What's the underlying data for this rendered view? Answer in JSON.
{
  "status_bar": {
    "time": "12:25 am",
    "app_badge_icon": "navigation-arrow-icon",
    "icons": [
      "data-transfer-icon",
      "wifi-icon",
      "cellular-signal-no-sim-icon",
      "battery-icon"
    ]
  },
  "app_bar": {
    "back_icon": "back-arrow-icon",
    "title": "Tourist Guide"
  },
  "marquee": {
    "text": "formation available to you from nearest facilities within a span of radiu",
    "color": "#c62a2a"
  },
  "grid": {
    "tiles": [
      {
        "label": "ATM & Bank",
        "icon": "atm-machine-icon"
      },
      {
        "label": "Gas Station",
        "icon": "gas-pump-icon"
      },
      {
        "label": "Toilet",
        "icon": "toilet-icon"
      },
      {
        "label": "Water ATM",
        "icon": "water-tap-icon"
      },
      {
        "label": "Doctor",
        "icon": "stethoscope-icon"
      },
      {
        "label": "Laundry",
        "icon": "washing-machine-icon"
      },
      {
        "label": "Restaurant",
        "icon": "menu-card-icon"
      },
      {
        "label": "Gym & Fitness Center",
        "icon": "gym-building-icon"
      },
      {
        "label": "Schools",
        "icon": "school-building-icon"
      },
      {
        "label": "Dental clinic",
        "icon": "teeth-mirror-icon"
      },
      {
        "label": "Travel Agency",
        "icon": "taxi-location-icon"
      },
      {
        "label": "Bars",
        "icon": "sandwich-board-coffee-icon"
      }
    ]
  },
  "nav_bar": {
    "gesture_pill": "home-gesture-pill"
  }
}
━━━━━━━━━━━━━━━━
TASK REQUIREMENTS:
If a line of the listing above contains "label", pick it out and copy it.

ANSWER BELOW:
        "label": "ATM & Bank",
        "label": "Gas Station",
        "label": "Toilet",
        "label": "Water ATM",
        "label": "Doctor",
        "label": "Laundry",
        "label": "Restaurant",
        "label": "Gym & Fitness Center",
        "label": "Schools",
        "label": "Dental clinic",
        "label": "Travel Agency",
        "label": "Bars",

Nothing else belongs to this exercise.